However, to query these API (eUtilities), the user needs to program a different script for every search (which can become time-consuming when many data requiring different parsing are needed) and to query the API many times to retrieve individual data from unique article.

To make data-mining easier, the NIH now allows to download MEDLINE’s data from a FTP containing XML-tagged file.

Relational database to the rescue

Even if noSQL databases are rising up these last years, a local and relationnal-based version of the MEDLINE database is useful for complex and frequent queries. The idea behind MEDOC was thus to build a relational scheme and load XML files into this mySQL version.


The figure above presents every steps executed by the Python3 wrapper to construct this local database. 13 tables were created to store every data contained into XML files extracted from the NIH FTP (authors, chemical products, MESH, corrections, citation subset, publication type, language, grant, data bank, personal name subject, other ID and investigator).

Example of request

It took 113 hours (4 days and 17 hours) for MEDOC to load the 1174 files contained into the FTP in the mySQL database (representing 61.3 Go of disk space used).

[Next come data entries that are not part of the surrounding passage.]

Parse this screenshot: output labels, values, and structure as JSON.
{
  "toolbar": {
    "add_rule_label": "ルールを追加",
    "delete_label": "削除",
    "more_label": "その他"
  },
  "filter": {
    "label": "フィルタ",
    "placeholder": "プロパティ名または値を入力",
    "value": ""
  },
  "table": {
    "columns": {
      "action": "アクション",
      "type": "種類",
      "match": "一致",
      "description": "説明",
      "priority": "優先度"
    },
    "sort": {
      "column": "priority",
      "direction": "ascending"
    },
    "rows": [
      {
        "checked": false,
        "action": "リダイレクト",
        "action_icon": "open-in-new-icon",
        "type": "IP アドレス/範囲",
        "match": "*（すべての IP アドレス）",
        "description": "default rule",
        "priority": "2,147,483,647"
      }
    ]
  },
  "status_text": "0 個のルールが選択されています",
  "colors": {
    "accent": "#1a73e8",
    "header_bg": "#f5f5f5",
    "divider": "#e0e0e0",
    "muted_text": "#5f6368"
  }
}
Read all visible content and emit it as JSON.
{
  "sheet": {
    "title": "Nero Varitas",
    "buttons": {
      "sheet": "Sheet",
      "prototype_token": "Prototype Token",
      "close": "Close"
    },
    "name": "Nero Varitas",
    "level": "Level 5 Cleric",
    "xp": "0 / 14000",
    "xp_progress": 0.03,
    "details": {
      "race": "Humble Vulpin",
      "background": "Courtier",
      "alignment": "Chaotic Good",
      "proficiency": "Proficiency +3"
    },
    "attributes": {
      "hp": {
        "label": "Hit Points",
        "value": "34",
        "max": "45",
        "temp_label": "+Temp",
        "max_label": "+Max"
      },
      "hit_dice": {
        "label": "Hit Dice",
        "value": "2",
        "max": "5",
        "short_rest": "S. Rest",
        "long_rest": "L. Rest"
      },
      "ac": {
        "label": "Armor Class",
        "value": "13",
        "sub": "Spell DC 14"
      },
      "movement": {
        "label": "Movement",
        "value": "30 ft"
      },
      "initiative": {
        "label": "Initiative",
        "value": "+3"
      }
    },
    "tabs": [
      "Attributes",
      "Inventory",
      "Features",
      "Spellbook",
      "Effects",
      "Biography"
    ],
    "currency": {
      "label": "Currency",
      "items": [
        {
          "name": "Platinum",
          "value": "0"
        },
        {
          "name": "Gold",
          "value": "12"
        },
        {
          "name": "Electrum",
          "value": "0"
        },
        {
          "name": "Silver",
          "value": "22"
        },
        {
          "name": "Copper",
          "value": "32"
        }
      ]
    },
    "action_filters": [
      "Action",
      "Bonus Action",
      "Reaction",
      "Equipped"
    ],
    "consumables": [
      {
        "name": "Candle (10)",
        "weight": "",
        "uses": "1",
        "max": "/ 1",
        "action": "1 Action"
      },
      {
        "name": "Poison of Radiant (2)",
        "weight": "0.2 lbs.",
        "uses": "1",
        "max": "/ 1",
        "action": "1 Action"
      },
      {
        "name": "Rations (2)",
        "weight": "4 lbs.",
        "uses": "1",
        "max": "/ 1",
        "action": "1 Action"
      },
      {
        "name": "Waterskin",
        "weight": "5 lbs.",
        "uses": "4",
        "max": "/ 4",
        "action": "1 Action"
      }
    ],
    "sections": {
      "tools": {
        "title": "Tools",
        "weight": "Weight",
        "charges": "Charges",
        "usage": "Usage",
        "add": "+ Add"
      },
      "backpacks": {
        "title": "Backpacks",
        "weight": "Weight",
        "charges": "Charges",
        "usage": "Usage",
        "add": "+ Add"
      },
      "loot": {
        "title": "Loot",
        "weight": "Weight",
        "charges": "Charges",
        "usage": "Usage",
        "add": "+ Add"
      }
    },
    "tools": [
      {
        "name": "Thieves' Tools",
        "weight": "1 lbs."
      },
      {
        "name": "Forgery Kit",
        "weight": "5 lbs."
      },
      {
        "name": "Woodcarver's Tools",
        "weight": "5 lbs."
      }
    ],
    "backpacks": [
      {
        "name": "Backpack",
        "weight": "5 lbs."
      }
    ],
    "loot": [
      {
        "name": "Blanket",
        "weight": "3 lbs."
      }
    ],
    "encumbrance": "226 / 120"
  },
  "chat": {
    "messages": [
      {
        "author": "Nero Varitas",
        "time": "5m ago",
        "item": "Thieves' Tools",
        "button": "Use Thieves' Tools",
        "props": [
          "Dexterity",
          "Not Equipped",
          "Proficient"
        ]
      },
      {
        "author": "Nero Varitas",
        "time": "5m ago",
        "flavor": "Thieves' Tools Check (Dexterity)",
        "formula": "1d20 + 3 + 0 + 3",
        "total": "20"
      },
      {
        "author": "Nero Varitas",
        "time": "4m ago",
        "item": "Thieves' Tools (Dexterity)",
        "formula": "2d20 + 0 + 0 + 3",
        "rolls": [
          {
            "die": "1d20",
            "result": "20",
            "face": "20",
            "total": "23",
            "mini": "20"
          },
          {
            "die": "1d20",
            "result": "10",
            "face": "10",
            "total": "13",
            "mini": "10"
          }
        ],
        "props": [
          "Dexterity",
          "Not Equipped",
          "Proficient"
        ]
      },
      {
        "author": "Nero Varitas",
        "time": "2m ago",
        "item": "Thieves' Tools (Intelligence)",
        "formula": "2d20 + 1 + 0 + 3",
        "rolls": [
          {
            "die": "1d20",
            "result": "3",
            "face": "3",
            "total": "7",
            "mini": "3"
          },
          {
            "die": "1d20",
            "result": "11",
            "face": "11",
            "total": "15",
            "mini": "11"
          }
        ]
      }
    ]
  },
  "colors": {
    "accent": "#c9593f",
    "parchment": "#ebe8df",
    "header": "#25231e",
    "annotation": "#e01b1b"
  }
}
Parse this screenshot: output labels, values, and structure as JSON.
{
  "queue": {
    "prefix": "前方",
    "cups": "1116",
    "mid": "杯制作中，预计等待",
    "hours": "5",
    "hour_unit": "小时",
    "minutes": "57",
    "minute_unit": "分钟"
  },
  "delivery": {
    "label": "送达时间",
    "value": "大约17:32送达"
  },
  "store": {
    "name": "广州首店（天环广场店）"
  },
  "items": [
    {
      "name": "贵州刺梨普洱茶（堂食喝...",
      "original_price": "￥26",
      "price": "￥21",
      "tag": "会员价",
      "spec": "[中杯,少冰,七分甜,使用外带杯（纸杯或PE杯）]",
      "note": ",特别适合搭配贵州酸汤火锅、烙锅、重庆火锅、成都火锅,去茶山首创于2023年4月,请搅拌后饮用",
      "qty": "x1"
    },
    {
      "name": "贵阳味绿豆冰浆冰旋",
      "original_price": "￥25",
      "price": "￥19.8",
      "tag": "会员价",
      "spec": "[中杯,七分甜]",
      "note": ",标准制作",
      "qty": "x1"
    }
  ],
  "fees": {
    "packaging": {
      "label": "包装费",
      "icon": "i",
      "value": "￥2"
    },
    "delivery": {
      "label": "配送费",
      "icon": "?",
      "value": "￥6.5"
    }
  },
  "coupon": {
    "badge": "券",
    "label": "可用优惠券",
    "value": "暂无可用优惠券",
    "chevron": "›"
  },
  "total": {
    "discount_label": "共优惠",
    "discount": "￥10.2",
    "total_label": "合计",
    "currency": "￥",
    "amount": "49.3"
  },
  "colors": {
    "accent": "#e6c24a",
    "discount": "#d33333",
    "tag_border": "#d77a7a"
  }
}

Querying this version is almost instantenious, even if joining several tables together. In the example provided bellow, the 10 last publications about antioxidants indexed on PubMed were retrieved with SQL queries.


The following result was provided in 0.022 secondes:

Result obtained with the example query

In summary, this indexed relational database allows the user to build complex and rapid queries. All fields can thus be searched for desired information, a task that is difficult to accomplish through the PubMed graphical interface. MEDOC is free and publicly available on Github